Publisher: U of Nebraska Press
Release Date: 2016-03-01
Genre: Biography & Autobiography
In 2011 when Alice Feiring first arrived in Georgia, she felt as if she'd emerged from the magic wardrobe into a world filled with mythical characters making exotic and delicious wine with the low-tech methods of centuries past. She was smitten, and she wasn't alone. This country on the Black Sea has an unusual effect on people; the most passionate rip off their clothes and drink wines out of horns while the cold-hearted well up with tears and make emotional toasts. Visiting winemakers fall under Georgia's spell and bring home qvevris (clay fermentation vessels) while rethinking their own techniques. But, as in any good fairy tale, Feiring sensed that danger rode shotgun with the magic. With acclaim and growing international interest come threats in the guise of new wine consultants aimed at making wines more commercial. So Feiring fought back in the only way she knew how: by celebrating Georgia and the men and women who make the wines she loves most, those made naturally with organic viticulture, minimal intervention, and no additives. From Tbilisi to Batumi, Feiring meets winemakers, bishops, farmers, artists, and silk spinners. She feasts, toasts, and collects recipes. She encounters the thriving qvevri craftspeople of the countryside, wild grape hunters, and even Stalin's last winemaker while plumbing the depths of this tiny country's love for its wines. For the Love of Wine is Feiring's emotional tale of a remarkable country and people who have survived religious wars and Soviet occupation yet managed always to keep hold of their precious wine traditions. Embedded in the narrative is the hope that Georgia has the temerity to confront its latest threat--modernization.

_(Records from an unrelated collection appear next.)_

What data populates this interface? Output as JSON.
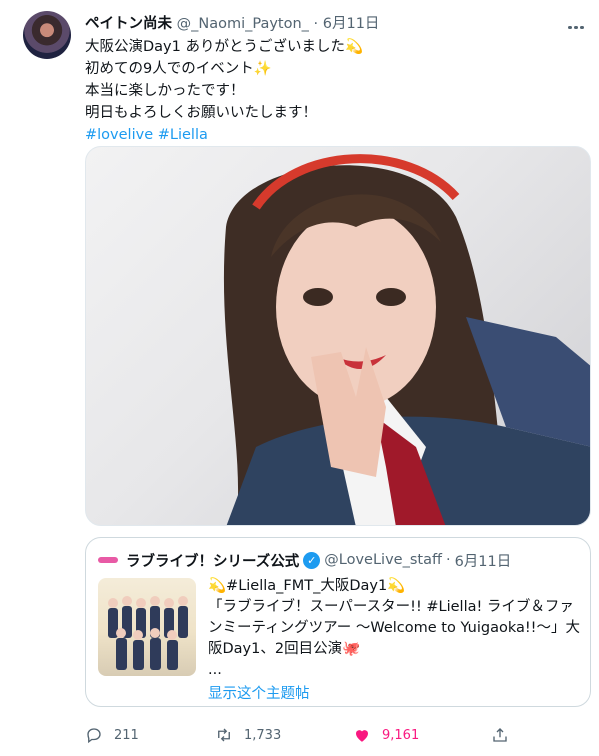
{
  "tweet": {
    "display_name": "ペイトン尚未",
    "handle": "@_Naomi_Payton_",
    "separator": "·",
    "date": "6月11日",
    "lines": [
      "大阪公演Day1 ありがとうございました💫",
      "初めての9人でのイベント✨",
      "本当に楽しかったです！",
      "明日もよろしくお願いいたします！"
    ],
    "hashtags": [
      "#lovelive",
      "#Liella"
    ]
  },
  "quote": {
    "display_name": "ラブライブ！シリーズ公式",
    "handle": "@LoveLive_staff",
    "separator": "·",
    "date": "6月11日",
    "lines": [
      "💫#Liella_FMT_大阪Day1💫",
      "「ラブライブ！スーパースター!! #Liella! ライブ＆ファ",
      "ンミーティングツアー ～Welcome to Yuigaoka!!～」大",
      "阪Day1、2回目公演🐙",
      "..."
    ],
    "show_thread": "显示这个主题帖"
  },
  "actions": {
    "replies": "211",
    "retweets": "1,733",
    "likes": "9,161"
  },
  "icons": {
    "more": "more-icon",
    "verified": "verified-badge-icon",
    "reply": "reply-icon",
    "retweet": "retweet-icon",
    "like": "heart-icon",
    "share": "share-icon"
  },
  "colors": {
    "accent": "#1d9bf0",
    "like": "#f91880",
    "secondary_text": "#536471"
  }
}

Announcing the completely revised and updated edition of The Wine Bible, the perennial bestselling wine book praised as “The most informative and entertaining book I’ve ever seen on the subject” (Danny Meyer), “A guide that has all the answers” (Bobby Flay), “Astounding” (Thomas Keller), and “A magnificent masterpiece of wine writing” (Kevin Zraly). Like a lively course from an expert teacher, The Wine Bible grounds the reader deeply in the fundamentals while layering on informative asides, tips, amusing anecdotes, definitions, glossaries, photos (all new for this edition), maps, labels, and recommended bottles. Karen MacNeil’s information comes directly through primary research; for this second edition she has tasted more than 10,000 wines and visited dozens of wine regions around the world. New to the book are wines of China, Japan, Mexico, and Slovenia. And through it all the reader becomes ever more informed—and, because of the author’s unique voice, always entertained: “In great years Pétrus is ravishing, elegant, and rich—Ingrid Bergman in red satin.” Or, describing a Riesling: “A laser beam. A sheet of ice. A great crackling bolt of lightning.”